The Real Problem With Inheritance Tax Is That The Rich Don’t Pay It
THERE’S another report out detailing what’s wrong with the current system of inheritance tax in the UK. And this report gets right to the heart of what’s actually wrong with this current system. Which is that the rich bastards don’t actually pay it while anyone who owns a house in London does. It’s not actually a tax upon the rich: it’s a tax upon the middle class:
People with estates worth many millions are able to avoid the brunt of inheritance tax through complex schemes, including moving the cash offshore or investing in agricultural land and small business shares. Those avenues are closed to “moderately well–off” people whose only assets are their home and pension, Mr Johnson said.

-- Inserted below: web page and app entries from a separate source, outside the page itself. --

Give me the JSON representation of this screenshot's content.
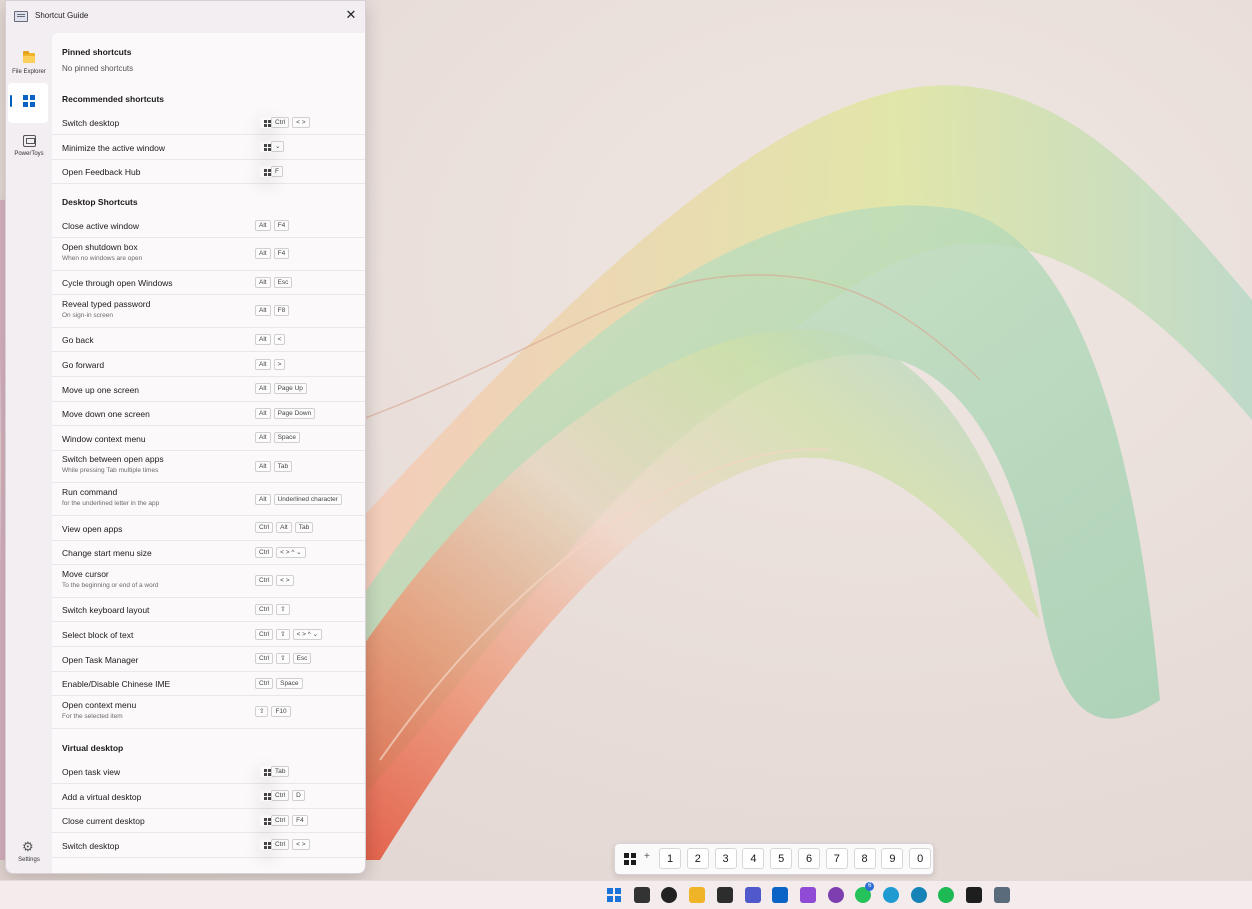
{
  "window": {
    "title": "Shortcut Guide",
    "close_glyph": "✕"
  },
  "sidebar": {
    "items": [
      {
        "label": "File Explorer",
        "icon": "folder-icon"
      },
      {
        "label": "",
        "icon": "windows-icon",
        "selected": true
      },
      {
        "label": "PowerToys",
        "icon": "powertoys-icon"
      }
    ],
    "settings_label": "Settings"
  },
  "pinned": {
    "title": "Pinned shortcuts",
    "empty_text": "No pinned shortcuts"
  },
  "recommended": {
    "title": "Recommended shortcuts",
    "rows": [
      {
        "name": "Switch desktop",
        "keys": [
          "Win",
          "Ctrl",
          "< >"
        ]
      },
      {
        "name": "Minimize the active window",
        "keys": [
          "Win",
          "⌄"
        ]
      },
      {
        "name": "Open Feedback Hub",
        "keys": [
          "Win",
          "F"
        ]
      }
    ]
  },
  "desktop": {
    "title": "Desktop Shortcuts",
    "rows": [
      {
        "name": "Close active window",
        "keys": [
          "Alt",
          "F4"
        ]
      },
      {
        "name": "Open shutdown box",
        "sub": "When no windows are open",
        "keys": [
          "Alt",
          "F4"
        ]
      },
      {
        "name": "Cycle through open Windows",
        "keys": [
          "Alt",
          "Esc"
        ]
      },
      {
        "name": "Reveal typed password",
        "sub": "On sign-in screen",
        "keys": [
          "Alt",
          "F8"
        ]
      },
      {
        "name": "Go back",
        "keys": [
          "Alt",
          "<"
        ]
      },
      {
        "name": "Go forward",
        "keys": [
          "Alt",
          ">"
        ]
      },
      {
        "name": "Move up one screen",
        "keys": [
          "Alt",
          "Page Up"
        ]
      },
      {
        "name": "Move down one screen",
        "keys": [
          "Alt",
          "Page Down"
        ]
      },
      {
        "name": "Window context menu",
        "keys": [
          "Alt",
          "Space"
        ]
      },
      {
        "name": "Switch between open apps",
        "sub": "While pressing Tab multiple times",
        "keys": [
          "Alt",
          "Tab"
        ]
      },
      {
        "name": "Run command",
        "sub": "for the underlined letter in the app",
        "keys": [
          "Alt",
          "Underlined character"
        ]
      },
      {
        "name": "View open apps",
        "keys": [
          "Ctrl",
          "Alt",
          "Tab"
        ]
      },
      {
        "name": "Change start menu size",
        "keys": [
          "Ctrl",
          "< > ^ ⌄"
        ]
      },
      {
        "name": "Move cursor",
        "sub": "To the beginning or end of a word",
        "keys": [
          "Ctrl",
          "< >"
        ]
      },
      {
        "name": "Switch keyboard layout",
        "keys": [
          "Ctrl",
          "⇧"
        ]
      },
      {
        "name": "Select block of text",
        "keys": [
          "Ctrl",
          "⇧",
          "< > ^ ⌄"
        ]
      },
      {
        "name": "Open Task Manager",
        "keys": [
          "Ctrl",
          "⇧",
          "Esc"
        ]
      },
      {
        "name": "Enable/Disable Chinese IME",
        "keys": [
          "Ctrl",
          "Space"
        ]
      },
      {
        "name": "Open context menu",
        "sub": "For the selected item",
        "keys": [
          "⇧",
          "F10"
        ]
      }
    ]
  },
  "virtual": {
    "title": "Virtual desktop",
    "rows": [
      {
        "name": "Open task view",
        "keys": [
          "Win",
          "Tab"
        ]
      },
      {
        "name": "Add a virtual desktop",
        "keys": [
          "Win",
          "Ctrl",
          "D"
        ]
      },
      {
        "name": "Close current desktop",
        "keys": [
          "Win",
          "Ctrl",
          "F4"
        ]
      },
      {
        "name": "Switch desktop",
        "keys": [
          "Win",
          "Ctrl",
          "< >"
        ]
      }
    ]
  },
  "numbar": {
    "plus": "+",
    "keys": [
      "1",
      "2",
      "3",
      "4",
      "5",
      "6",
      "7",
      "8",
      "9",
      "0"
    ]
  },
  "taskbar": {
    "icons": [
      {
        "name": "start-icon",
        "color": "#1a73d9"
      },
      {
        "name": "task-view-icon",
        "color": "#333333"
      },
      {
        "name": "chatgpt-icon",
        "color": "#222222"
      },
      {
        "name": "file-explorer-icon",
        "color": "#f0b429"
      },
      {
        "name": "terminal-icon",
        "color": "#2d2d2d"
      },
      {
        "name": "teams-icon",
        "color": "#5059c9"
      },
      {
        "name": "outlook-icon",
        "color": "#0a64c8"
      },
      {
        "name": "visual-studio-icon",
        "color": "#8f4bd6"
      },
      {
        "name": "github-desktop-icon",
        "color": "#7d3fb0"
      },
      {
        "name": "whatsapp-icon",
        "color": "#25c25c",
        "badge": "6"
      },
      {
        "name": "edge-icon",
        "color": "#1f9bd1"
      },
      {
        "name": "edge-dev-icon",
        "color": "#1583b8"
      },
      {
        "name": "spotify-icon",
        "color": "#1db954"
      },
      {
        "name": "figma-icon",
        "color": "#1e1e1e"
      },
      {
        "name": "settings-icon",
        "color": "#5a6b7c"
      }
    ]
  }
}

Oh yes, everyone thinks that if you have a lot of dosh when you pop your clogs then the State gets 40% of it5. But that’s not actually how it works. Farmland for example: no inheritance tax upon that. So multi-millionaires make sure they buy a large farm or two which the kiddies then get tax free: and, of course, sell after a year or two and make off with their bundle. Small company shares also do not pay inheritance tax. So owning a company worth a few millions pays no tax. There’s endless other ones like this. If you’re rich enough to hand over the estate 7 years before you die then there’s no tax to pay either. And those are all entirely legal. Without even mentioning the idea of buggering off abroad so that the British taxman can be told to go take a hike.
The people who do end up paying inheritance tax are those who are well off but not rich. Assets might be their pension (which disappears on their death of course) and a reasonable enough house in London that they bought 30 years ago. The taxman then takes 40% of that but those larger fortunes, the ones that can afford the lawyers and the tricks, get off it all.
If we are even going to have an inheritance tax then it really ought to be one the screws the rich not the middle. So, we definitely want to change all of this at some point.
And just to make it clear, no, I’m not going to inherit anything worth taxing so it’s not about me.